[DATA FOR PROCESSING Boundary: Start]

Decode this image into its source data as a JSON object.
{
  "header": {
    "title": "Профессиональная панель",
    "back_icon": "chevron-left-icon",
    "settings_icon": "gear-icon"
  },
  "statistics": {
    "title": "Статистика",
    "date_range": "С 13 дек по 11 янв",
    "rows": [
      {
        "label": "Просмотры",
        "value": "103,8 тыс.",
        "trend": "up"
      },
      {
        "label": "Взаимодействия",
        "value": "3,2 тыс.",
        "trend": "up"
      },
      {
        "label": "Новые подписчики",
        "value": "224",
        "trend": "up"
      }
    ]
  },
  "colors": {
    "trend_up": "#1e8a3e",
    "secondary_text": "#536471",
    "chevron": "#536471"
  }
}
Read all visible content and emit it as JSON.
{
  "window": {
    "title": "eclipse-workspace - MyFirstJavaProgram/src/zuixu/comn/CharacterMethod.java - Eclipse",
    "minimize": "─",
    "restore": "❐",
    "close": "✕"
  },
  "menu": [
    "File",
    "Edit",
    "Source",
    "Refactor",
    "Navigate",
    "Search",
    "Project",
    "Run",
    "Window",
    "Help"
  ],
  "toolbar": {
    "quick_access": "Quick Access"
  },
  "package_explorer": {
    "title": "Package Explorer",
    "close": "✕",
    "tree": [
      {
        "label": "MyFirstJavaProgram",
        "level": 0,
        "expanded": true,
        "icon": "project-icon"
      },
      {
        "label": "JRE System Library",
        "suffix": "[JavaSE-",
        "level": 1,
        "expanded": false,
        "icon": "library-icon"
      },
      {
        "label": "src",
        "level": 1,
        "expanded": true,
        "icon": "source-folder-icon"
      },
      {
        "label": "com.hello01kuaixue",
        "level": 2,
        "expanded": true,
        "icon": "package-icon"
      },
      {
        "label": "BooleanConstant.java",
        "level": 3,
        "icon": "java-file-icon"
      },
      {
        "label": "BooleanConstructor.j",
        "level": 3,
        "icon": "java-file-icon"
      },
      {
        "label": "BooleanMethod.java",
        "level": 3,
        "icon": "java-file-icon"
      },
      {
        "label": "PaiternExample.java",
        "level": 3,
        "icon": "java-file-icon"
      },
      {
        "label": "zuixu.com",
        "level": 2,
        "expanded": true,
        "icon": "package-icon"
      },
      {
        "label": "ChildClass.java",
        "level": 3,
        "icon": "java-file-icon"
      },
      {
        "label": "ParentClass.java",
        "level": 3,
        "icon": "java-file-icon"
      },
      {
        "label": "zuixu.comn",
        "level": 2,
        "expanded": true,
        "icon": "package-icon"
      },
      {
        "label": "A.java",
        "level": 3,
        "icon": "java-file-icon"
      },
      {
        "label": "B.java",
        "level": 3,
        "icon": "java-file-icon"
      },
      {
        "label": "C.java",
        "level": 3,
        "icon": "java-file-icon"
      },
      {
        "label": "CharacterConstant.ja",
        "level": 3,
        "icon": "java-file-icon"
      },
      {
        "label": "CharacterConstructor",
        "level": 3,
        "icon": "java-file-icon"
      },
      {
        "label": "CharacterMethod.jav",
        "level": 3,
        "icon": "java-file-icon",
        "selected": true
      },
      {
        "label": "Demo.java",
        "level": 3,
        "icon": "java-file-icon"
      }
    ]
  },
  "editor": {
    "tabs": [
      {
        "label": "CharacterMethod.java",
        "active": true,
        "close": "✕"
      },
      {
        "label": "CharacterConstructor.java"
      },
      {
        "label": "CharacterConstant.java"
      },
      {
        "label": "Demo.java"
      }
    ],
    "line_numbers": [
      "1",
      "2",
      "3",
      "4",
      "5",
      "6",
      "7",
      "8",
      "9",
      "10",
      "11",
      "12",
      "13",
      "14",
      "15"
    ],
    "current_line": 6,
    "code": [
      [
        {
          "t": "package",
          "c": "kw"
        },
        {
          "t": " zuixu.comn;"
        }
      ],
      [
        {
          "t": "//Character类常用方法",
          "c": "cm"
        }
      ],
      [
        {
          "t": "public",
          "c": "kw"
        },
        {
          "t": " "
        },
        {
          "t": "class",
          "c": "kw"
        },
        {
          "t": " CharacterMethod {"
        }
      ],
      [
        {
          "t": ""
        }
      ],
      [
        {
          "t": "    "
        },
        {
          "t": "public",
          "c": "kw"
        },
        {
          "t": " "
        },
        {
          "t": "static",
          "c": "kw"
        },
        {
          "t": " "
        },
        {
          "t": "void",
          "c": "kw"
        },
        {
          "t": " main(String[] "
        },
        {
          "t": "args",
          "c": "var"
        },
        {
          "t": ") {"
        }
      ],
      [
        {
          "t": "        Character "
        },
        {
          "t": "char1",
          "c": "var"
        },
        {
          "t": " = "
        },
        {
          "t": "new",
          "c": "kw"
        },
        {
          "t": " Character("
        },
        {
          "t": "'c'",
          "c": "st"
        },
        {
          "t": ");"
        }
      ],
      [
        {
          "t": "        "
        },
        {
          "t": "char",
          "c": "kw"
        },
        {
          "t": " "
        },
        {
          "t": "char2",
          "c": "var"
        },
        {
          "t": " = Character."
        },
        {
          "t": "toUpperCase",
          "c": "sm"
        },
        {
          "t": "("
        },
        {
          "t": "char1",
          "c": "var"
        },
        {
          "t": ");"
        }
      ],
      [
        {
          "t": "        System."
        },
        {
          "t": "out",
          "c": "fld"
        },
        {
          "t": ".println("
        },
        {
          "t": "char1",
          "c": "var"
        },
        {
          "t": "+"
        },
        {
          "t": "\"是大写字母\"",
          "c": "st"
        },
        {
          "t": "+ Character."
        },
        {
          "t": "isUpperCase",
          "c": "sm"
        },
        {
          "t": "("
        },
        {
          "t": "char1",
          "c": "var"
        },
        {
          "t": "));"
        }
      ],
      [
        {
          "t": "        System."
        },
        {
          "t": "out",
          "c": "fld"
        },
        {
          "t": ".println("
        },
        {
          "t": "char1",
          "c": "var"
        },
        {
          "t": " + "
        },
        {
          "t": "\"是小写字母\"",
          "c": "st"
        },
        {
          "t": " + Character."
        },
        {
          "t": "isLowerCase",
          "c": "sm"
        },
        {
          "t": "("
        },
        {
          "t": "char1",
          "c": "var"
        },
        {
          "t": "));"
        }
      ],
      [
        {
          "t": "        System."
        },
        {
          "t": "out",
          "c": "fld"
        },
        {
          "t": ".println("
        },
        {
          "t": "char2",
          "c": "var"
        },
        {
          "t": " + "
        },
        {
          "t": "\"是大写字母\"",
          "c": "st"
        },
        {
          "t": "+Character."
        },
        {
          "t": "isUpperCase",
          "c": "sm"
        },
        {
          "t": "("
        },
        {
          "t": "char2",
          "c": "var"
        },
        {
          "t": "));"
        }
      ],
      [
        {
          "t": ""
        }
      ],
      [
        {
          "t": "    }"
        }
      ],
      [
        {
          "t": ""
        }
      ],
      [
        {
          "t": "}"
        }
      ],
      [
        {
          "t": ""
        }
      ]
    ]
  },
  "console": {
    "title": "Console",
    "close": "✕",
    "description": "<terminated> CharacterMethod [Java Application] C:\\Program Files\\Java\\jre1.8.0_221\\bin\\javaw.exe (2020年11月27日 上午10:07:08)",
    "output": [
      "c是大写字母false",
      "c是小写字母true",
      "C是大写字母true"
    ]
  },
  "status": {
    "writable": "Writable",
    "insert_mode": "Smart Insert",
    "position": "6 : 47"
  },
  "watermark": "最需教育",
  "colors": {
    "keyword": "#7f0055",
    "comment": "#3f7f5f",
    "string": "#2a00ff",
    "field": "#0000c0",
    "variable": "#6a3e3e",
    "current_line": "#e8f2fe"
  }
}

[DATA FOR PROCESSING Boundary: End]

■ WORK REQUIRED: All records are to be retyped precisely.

■ ANSWER:
Decode this image into its source data as a JSON object.
{
  "header": {
    "title": "Профессиональная панель",
    "back_icon": "chevron-left-icon",
    "settings_icon": "gear-icon"
  },
  "statistics": {
    "title": "Статистика",
    "date_range": "С 13 дек по 11 янв",
    "rows": [
      {
        "label": "Просмотры",
        "value": "103,8 тыс.",
        "trend": "up"
      },
      {
        "label": "Взаимодействия",
        "value": "3,2 тыс.",
        "trend": "up"
      },
      {
        "label": "Новые подписчики",
        "value": "224",
        "trend": "up"
      }
    ]
  },
  "colors": {
    "trend_up": "#1e8a3e",
    "secondary_text": "#536471",
    "chevron": "#536471"
  }
}
Read all visible content and emit it as JSON.
{
  "window": {
    "title": "eclipse-workspace - MyFirstJavaProgram/src/zuixu/comn/CharacterMethod.java - Eclipse",
    "minimize": "─",
    "restore": "❐",
    "close": "✕"
  },
  "menu": [
    "File",
    "Edit",
    "Source",
    "Refactor",
    "Navigate",
    "Search",
    "Project",
    "Run",
    "Window",
    "Help"
  ],
  "toolbar": {
    "quick_access": "Quick Access"
  },
  "package_explorer": {
    "title": "Package Explorer",
    "close": "✕",
    "tree": [
      {
        "label": "MyFirstJavaProgram",
        "level": 0,
        "expanded": true,
        "icon": "project-icon"
      },
      {
        "label": "JRE System Library",
        "suffix": "[JavaSE-",
        "level": 1,
        "expanded": false,
        "icon": "library-icon"
      },
      {
        "label": "src",
        "level": 1,
        "expanded": true,
        "icon": "source-folder-icon"
      },
      {
        "label": "com.hello01kuaixue",
        "level": 2,
        "expanded": true,
        "icon": "package-icon"
      },
      {
        "label": "BooleanConstant.java",
        "level": 3,
        "icon": "java-file-icon"
      },
      {
        "label": "BooleanConstructor.j",
        "level": 3,
        "icon": "java-file-icon"
      },
      {
        "label": "BooleanMethod.java",
        "level": 3,
        "icon": "java-file-icon"
      },
      {
        "label": "PaiternExample.java",
        "level": 3,
        "icon": "java-file-icon"
      },
      {
        "label": "zuixu.com",
        "level": 2,
        "expanded": true,
        "icon": "package-icon"
      },
      {
        "label": "ChildClass.java",
        "level": 3,
        "icon": "java-file-icon"
      },
      {
        "label": "ParentClass.java",
        "level": 3,
        "icon": "java-file-icon"
      },
      {
        "label": "zuixu.comn",
        "level": 2,
        "expanded": true,
        "icon": "package-icon"
      },
      {
        "label": "A.java",
        "level": 3,
        "icon": "java-file-icon"
      },
      {
        "label": "B.java",
        "level": 3,
        "icon": "java-file-icon"
      },
      {
        "label": "C.java",
        "level": 3,
        "icon": "java-file-icon"
      },
      {
        "label": "CharacterConstant.ja",
        "level": 3,
        "icon": "java-file-icon"
      },
      {
        "label": "CharacterConstructor",
        "level": 3,
        "icon": "java-file-icon"
      },
      {
        "label": "CharacterMethod.jav",
        "level": 3,
        "icon": "java-file-icon",
        "selected": true
      },
      {
        "label": "Demo.java",
        "level": 3,
        "icon": "java-file-icon"
      }
    ]
  },
  "editor": {
    "tabs": [
      {
        "label": "CharacterMethod.java",
        "active": true,
        "close": "✕"
      },
      {
        "label": "CharacterConstructor.java"
      },
      {
        "label": "CharacterConstant.java"
      },
      {
        "label": "Demo.java"
      }
    ],
    "line_numbers": [
      "1",
      "2",
      "3",
      "4",
      "5",
      "6",
      "7",
      "8",
      "9",
      "10",
      "11",
      "12",
      "13",
      "14",
      "15"
    ],
    "current_line": 6,
    "code": [
      [
        {
          "t": "package",
          "c": "kw"
        },
        {
          "t": " zuixu.comn;"
        }
      ],
      [
        {
          "t": "//Character类常用方法",
          "c": "cm"
        }
      ],
      [
        {
          "t": "public",
          "c": "kw"
        },
        {
          "t": " "
        },
        {
          "t": "class",
          "c": "kw"
        },
        {
          "t": " CharacterMethod {"
        }
      ],
      [
        {
          "t": ""
        }
      ],
      [
        {
          "t": "    "
        },
        {
          "t": "public",
          "c": "kw"
        },
        {
          "t": " "
        },
        {
          "t": "static",
          "c": "kw"
        },
        {
          "t": " "
        },
        {
          "t": "void",
          "c": "kw"
        },
        {
          "t": " main(String[] "
        },
        {
          "t": "args",
          "c": "var"
        },
        {
          "t": ") {"
        }
      ],
      [
        {
          "t": "        Character "
        },
        {
          "t": "char1",
          "c": "var"
        },
        {
          "t": " = "
        },
        {
          "t": "new",
          "c": "kw"
        },
        {
          "t": " Character("
        },
        {
          "t": "'c'",
          "c": "st"
        },
        {
          "t": ");"
        }
      ],
      [
        {
          "t": "        "
        },
        {
          "t": "char",
          "c": "kw"
        },
        {
          "t": " "
        },
        {
          "t": "char2",
          "c": "var"
        },
        {
          "t": " = Character."
        },
        {
          "t": "toUpperCase",
          "c": "sm"
        },
        {
          "t": "("
        },
        {
          "t": "char1",
          "c": "var"
        },
        {
          "t": ");"
        }
      ],
      [
        {
          "t": "        System."
        },
        {
          "t": "out",
          "c": "fld"
        },
        {
          "t": ".println("
        },
        {
          "t": "char1",
          "c": "var"
        },
        {
          "t": "+"
        },
        {
          "t": "\"是大写字母\"",
          "c": "st"
        },
        {
          "t": "+ Character."
        },
        {
          "t": "isUpperCase",
          "c": "sm"
        },
        {
          "t": "("
        },
        {
          "t": "char1",
          "c": "var"
        },
        {
          "t": "));"
        }
      ],
      [
        {
          "t": "        System."
        },
        {
          "t": "out",
          "c": "fld"
        },
        {
          "t": ".println("
        },
        {
          "t": "char1",
          "c": "var"
        },
        {
          "t": " + "
        },
        {
          "t": "\"是小写字母\"",
          "c": "st"
        },
        {
          "t": " + Character."
        },
        {
          "t": "isLowerCase",
          "c": "sm"
        },
        {
          "t": "("
        },
        {
          "t": "char1",
          "c": "var"
        },
        {
          "t": "));"
        }
      ],
      [
        {
          "t": "        System."
        },
        {
          "t": "out",
          "c": "fld"
        },
        {
          "t": ".println("
        },
        {
          "t": "char2",
          "c": "var"
        },
        {
          "t": " + "
        },
        {
          "t": "\"是大写字母\"",
          "c": "st"
        },
        {
          "t": "+Character."
        },
        {
          "t": "isUpperCase",
          "c": "sm"
        },
        {
          "t": "("
        },
        {
          "t": "char2",
          "c": "var"
        },
        {
          "t": "));"
        }
      ],
      [
        {
          "t": ""
        }
      ],
      [
        {
          "t": "    }"
        }
      ],
      [
        {
          "t": ""
        }
      ],
      [
        {
          "t": "}"
        }
      ],
      [
        {
          "t": ""
        }
      ]
    ]
  },
  "console": {
    "title": "Console",
    "close": "✕",
    "description": "<terminated> CharacterMethod [Java Application] C:\\Program Files\\Java\\jre1.8.0_221\\bin\\javaw.exe (2020年11月27日 上午10:07:08)",
    "output": [
      "c是大写字母false",
      "c是小写字母true",
      "C是大写字母true"
    ]
  },
  "status": {
    "writable": "Writable",
    "insert_mode": "Smart Insert",
    "position": "6 : 47"
  },
  "watermark": "最需教育",
  "colors": {
    "keyword": "#7f0055",
    "comment": "#3f7f5f",
    "string": "#2a00ff",
    "field": "#0000c0",
    "variable": "#6a3e3e",
    "current_line": "#e8f2fe"
  }
}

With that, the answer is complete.